WHAT TO PRODUCE
Could you copy each line of the listing that holds "icon"?

EXTRACTED DATA
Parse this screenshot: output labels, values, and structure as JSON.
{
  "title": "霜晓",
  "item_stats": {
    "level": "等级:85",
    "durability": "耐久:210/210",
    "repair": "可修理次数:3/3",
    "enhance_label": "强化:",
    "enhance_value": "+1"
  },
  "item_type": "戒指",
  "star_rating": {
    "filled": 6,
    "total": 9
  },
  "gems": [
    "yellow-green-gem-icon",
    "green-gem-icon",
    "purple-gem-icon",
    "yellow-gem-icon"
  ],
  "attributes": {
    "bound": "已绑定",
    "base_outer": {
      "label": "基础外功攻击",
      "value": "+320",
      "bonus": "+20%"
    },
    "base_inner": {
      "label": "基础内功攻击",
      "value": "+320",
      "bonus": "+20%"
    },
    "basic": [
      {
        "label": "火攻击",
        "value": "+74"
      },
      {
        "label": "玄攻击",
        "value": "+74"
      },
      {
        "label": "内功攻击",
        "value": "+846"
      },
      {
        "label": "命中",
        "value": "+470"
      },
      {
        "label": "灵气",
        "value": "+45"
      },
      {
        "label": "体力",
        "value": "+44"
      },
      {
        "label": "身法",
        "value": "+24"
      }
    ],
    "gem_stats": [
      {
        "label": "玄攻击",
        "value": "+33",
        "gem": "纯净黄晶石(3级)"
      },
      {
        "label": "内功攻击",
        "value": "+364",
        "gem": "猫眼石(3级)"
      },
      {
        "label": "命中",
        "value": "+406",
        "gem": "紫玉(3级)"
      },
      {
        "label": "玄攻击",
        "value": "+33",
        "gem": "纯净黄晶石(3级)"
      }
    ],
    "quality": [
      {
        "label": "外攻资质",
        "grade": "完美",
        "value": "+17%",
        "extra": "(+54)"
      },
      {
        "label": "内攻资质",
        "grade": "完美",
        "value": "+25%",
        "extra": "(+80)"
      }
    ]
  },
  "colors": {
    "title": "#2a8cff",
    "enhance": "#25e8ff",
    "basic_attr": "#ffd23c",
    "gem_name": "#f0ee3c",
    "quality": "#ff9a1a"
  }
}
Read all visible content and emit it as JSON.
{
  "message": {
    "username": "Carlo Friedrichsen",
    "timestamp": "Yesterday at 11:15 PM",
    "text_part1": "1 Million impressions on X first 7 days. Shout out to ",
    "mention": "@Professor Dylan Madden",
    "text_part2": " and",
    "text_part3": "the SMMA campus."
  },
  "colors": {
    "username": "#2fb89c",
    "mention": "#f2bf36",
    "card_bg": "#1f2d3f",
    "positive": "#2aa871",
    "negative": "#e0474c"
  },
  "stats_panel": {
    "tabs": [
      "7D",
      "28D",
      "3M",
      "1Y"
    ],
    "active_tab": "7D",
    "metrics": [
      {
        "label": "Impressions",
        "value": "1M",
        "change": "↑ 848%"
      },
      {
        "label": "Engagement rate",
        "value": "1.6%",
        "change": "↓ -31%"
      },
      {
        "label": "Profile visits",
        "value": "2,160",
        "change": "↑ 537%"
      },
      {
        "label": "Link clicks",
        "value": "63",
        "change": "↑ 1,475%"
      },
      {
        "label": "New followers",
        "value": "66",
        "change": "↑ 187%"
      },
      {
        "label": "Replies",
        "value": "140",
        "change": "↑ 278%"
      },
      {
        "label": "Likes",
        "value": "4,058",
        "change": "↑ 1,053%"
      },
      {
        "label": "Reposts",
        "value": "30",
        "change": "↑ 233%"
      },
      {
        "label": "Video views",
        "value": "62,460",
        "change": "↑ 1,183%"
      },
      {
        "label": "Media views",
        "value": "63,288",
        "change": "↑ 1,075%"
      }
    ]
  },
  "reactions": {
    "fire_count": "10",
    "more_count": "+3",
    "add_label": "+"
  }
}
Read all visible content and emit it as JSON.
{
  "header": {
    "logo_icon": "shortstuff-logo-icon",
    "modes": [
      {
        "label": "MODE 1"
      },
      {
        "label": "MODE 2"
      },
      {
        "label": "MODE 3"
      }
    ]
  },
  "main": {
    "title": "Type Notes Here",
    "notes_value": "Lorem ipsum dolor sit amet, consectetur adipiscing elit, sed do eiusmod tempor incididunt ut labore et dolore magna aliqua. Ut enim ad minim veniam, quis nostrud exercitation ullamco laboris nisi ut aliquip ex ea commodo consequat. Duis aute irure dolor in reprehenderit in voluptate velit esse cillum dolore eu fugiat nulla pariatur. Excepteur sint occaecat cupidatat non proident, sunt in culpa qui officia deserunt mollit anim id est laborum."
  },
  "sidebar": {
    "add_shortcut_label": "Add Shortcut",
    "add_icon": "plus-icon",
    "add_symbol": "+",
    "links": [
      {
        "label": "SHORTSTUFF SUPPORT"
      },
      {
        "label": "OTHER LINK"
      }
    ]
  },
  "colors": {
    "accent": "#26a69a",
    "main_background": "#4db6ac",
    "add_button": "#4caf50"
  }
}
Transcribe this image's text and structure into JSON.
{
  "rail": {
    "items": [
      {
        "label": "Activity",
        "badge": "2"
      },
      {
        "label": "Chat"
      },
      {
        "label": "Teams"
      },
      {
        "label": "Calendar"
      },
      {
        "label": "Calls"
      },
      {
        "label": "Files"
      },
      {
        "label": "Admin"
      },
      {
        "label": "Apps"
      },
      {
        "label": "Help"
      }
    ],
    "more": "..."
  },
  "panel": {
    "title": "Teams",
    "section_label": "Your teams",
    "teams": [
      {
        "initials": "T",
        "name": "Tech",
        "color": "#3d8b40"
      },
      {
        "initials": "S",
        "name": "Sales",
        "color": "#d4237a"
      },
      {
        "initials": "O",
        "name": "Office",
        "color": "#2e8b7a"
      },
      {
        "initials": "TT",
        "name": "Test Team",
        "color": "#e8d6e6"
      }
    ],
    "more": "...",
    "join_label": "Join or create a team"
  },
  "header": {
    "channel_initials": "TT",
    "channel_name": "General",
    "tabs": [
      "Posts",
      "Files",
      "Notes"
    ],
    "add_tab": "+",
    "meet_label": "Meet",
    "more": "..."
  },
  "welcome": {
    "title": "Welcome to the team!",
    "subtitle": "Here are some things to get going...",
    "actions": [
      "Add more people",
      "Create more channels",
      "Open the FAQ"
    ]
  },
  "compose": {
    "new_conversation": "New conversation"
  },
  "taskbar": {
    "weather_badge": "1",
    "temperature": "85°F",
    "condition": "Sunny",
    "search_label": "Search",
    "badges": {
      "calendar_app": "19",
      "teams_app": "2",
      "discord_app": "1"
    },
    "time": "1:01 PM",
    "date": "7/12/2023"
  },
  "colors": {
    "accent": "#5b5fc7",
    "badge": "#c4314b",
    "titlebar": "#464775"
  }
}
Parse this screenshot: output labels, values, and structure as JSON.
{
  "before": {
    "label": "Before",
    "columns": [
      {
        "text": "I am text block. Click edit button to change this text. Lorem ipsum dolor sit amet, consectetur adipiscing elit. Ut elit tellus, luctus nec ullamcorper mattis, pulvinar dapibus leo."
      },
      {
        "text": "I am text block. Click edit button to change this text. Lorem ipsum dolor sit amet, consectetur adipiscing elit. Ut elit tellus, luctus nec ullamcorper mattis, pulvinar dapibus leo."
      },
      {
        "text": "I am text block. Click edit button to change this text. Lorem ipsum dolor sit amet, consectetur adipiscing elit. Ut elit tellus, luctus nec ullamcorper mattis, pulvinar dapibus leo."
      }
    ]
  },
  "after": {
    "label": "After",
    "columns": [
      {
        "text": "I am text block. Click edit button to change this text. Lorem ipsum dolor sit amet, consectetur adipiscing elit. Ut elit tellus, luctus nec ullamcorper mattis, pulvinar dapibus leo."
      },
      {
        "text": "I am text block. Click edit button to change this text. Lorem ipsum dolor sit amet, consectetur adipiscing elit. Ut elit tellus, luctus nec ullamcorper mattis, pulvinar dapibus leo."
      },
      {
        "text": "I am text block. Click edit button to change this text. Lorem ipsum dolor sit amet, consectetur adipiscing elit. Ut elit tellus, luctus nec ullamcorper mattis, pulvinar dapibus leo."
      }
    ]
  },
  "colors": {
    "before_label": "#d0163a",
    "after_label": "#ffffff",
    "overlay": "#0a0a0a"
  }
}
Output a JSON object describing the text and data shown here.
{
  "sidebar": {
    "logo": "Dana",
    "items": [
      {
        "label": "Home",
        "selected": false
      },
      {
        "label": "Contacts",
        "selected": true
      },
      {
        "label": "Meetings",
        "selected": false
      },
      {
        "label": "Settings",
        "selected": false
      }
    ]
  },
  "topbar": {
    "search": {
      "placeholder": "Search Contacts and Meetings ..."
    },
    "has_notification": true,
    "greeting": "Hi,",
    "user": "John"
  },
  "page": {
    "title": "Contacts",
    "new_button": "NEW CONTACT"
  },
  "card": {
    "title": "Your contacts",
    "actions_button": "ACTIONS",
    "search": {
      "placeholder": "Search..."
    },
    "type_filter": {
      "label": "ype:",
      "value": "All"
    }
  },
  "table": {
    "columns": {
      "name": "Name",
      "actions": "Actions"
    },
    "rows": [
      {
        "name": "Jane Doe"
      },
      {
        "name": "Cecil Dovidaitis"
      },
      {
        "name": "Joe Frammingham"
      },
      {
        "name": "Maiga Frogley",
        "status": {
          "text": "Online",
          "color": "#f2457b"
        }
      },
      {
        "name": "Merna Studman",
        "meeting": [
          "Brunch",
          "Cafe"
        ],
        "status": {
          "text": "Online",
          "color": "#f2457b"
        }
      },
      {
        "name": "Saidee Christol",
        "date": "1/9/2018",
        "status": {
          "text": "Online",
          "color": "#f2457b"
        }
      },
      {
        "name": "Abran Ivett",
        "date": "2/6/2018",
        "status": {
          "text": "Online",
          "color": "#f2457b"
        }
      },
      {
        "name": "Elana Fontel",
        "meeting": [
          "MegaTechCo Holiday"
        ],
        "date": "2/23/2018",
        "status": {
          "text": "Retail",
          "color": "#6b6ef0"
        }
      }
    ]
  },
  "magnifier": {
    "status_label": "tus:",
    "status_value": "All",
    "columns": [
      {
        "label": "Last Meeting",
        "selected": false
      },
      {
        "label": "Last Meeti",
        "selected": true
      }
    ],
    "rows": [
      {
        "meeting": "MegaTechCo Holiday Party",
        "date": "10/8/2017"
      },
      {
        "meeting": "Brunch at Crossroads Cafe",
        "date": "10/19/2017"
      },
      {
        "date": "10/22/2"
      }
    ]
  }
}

ANSWER TO THIS EXERCISE
    "yellow-green-gem-icon",
    "green-gem-icon",
    "purple-gem-icon",
    "yellow-gem-icon"
    "logo_icon": "shortstuff-logo-icon",
    "add_icon": "plus-icon",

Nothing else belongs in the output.